Quite often it is the sum of a few online difficulties that means customers abandon the shop. Usability studies can help to iron these out. Keeping the customer in control of their purchase at all times is also key.

9. Customers will be channel blind
Traditionally there have been three standout ways in which people buy goods. These are in store, via a catalogue or online. Customers generally purchase goods through a single channel from beginning to end, though on occasion through a combination of two channels for example a customer researching the product online before going into store to purchase it. However, going forward not only are there more channels through which products can be bought, but also the lines between the channels are blurring. The buying process may well move through three or four separate channels from conception to creation. For example, a shopper might choose their shopping on their mobile phone/PDA, order it online and collect in store. Others might use an affiliate site as a start point which then directs them to a retail site for further information and the product might be bought in store.

My Comment
And this is exactly why your customer experience needs to be consistent across all channels. Love it.

10. It’s more than about selling
Retailers invest significant amounts of money in order to attract visitors to their websites so that customers will spend money with them. However, these customers can also generate revenue in the form of monetisation. This involves allowing third parties to pitch their offers to a retailer’s web traffic.

My Comment
The business should be careful that the offers make sense to their consumers and add to their brand, not detract from it. If you are in luxury goods, having an Aldi offer will not help your brand image but having a test drive offer of the new Audi might enhance your brand.

Monday, 9 November 2009

15 years of Eurostar

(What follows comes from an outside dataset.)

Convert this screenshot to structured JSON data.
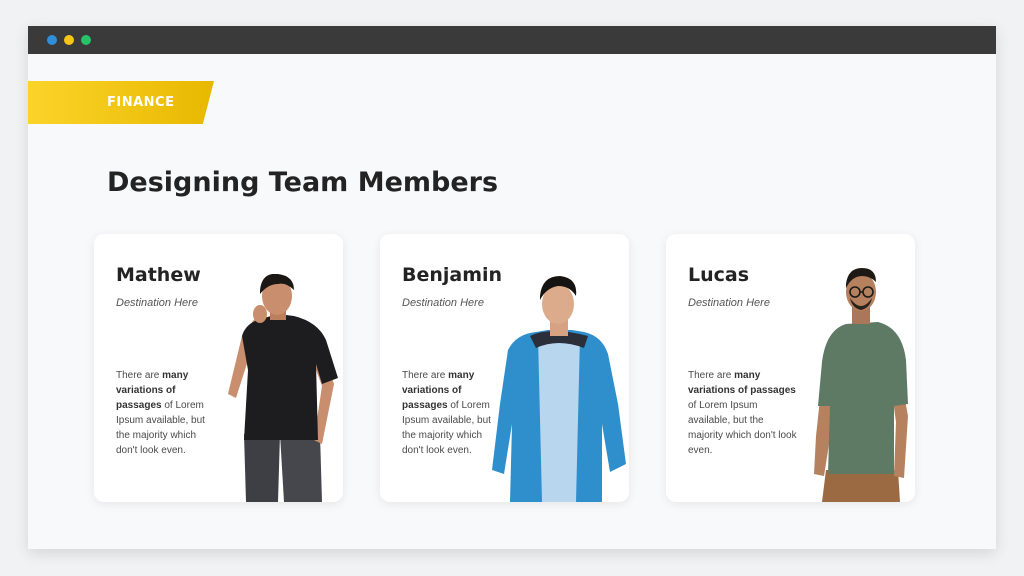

Can it really be 15 years since the French joined the British by train thanks to Eurostar? The butt of many jokes before it was launched and saddled by enormous debt, it could have been a huge disaster. Instead, it is an exciting and efficient method of transport that allows its customers to get into the heart of 4 major city centres in the time it takes you to get into the Heathrow car park.

When it was launched in November 1994, the age of cheap air travel was arriving with Ryanir already carrying 1.6 million passengers a year. London to Paris is a mere 40 minute flight so why take the train?

It’s just a far better customer experience all round.

1) Leave right from the heart of Paris or London. Paris’ leading airport, Roissy is a good 45 minute train journey from the centre of Paris and is vying for the crown of “most depressing airport in the world”

2) Check in only 20 minutes before

3) Keep your bags with you and not have them thrown around by a grumpy air baggage handler

4) No deep vein thrombosis or earache - have a walk down the train to stretch your legs and definitely more leg room than easyjet or ryanair.

To celebrate its 15 years, Eurostar are planning a new press, radio, outdoor and digital campaign by Fallon to encourage viewers to visit their social media site

It seems like Eurostar are emphasising the ease of travel and promoting shorter trips if not day trips. One execution will read ‘Paris for an anniversary gift; Paris because it's Saturday'.

All good stuff, it is just a shame that their booking system is still so clunky I tried to book a ticket once and gave up. Once you have chosen a couple of tickets, you have to start again if you want an earlier or later train and the site makes it difficult to see the cheapest return options. When I clicked on “Continue booking” as a guest , there was a system error. The time before that the whole booking engine was down.

In conclusion, it really is a great actual customer experience once you are at the station and is so efficient that I even have a friend who lives in Peterborough and commutes to Paris to work. What’s more, the trains even run when the French transport workers are on strike.

However, the online customer experience needs a lot more TLC.

Hope the people from Eurostar sort that out before they spend millions on a swish advertising campaign and then lose a signficant % through poor usability. Can anyone afford that in these hard times?